Changes to travel were fairly well trailed, but perhaps few were expecting such a radical move to enable non-vaccinated visitors to come to the island through the ‘blue channel’.
But rather more surprising, particularly in the way the news was delivered, was confirmation that booster vaccinations were poised to start, and that vaccinations would now be offered to 12-15 year-olds – both revealed through answers to questions from journalists rather than in the initial CCA announcement.
The travel changes appear to have been positively received – a sea change from the mood a few months ago when the CCA first moved to open borders.
‘This is not without risk,’ said Dr Brink. ‘We know that. But we’ve done well so far. We might see more cases, we might see a spike of infection. We don’t know what the future brings us. But we are in a really good position. We’ve got a highly vaccinated population.’
But once again, when scrutiny of the CCA and its actions is as high as it has been for quite a while, it was not a good look for the authority to be seen to be releasing such important information on the back of media questioning, rather than in its initial announcement.
Next the CCA and Dr Brink’s softly-softly approach can expect to next be tested in a few weeks’ time, over the formality and detail of the Travel Tracker and the purchase of lateral flow tests at the ports.
While yesterday’s news was a surprise and very welcome to Guernsey Football Club, as it very likely reopens the door for national league action to recommence, those two issues, and the probably significant challenges if an opposition player was to test positive on arrival, could significantly set back the club’s plans to get back on track.
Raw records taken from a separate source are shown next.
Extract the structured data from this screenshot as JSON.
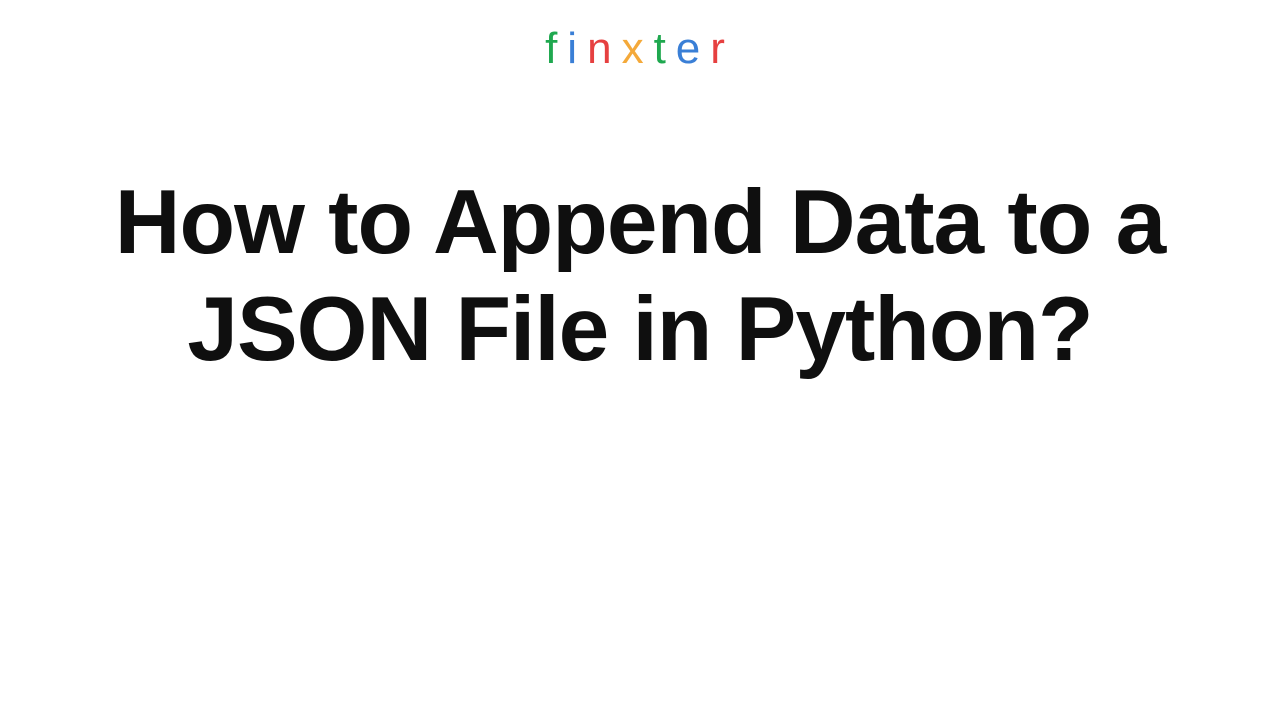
{
  "logo": {
    "letters": [
      "f",
      "i",
      "n",
      "x",
      "t",
      "e",
      "r"
    ]
  },
  "title": {
    "line1": "How to Append Data to a",
    "line2": "JSON File in Python?"
  }
}
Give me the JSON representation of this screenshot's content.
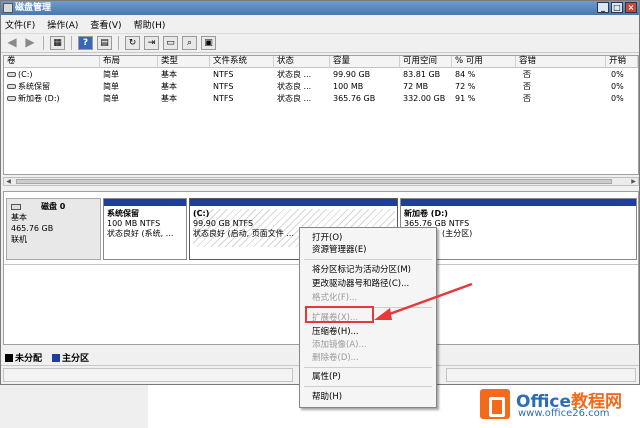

But with more regular reviews to travel policy now likely, sports fans could have hope that if border restrictions continue to be eased, and whatever it looks like, the new normal cannot be too far away.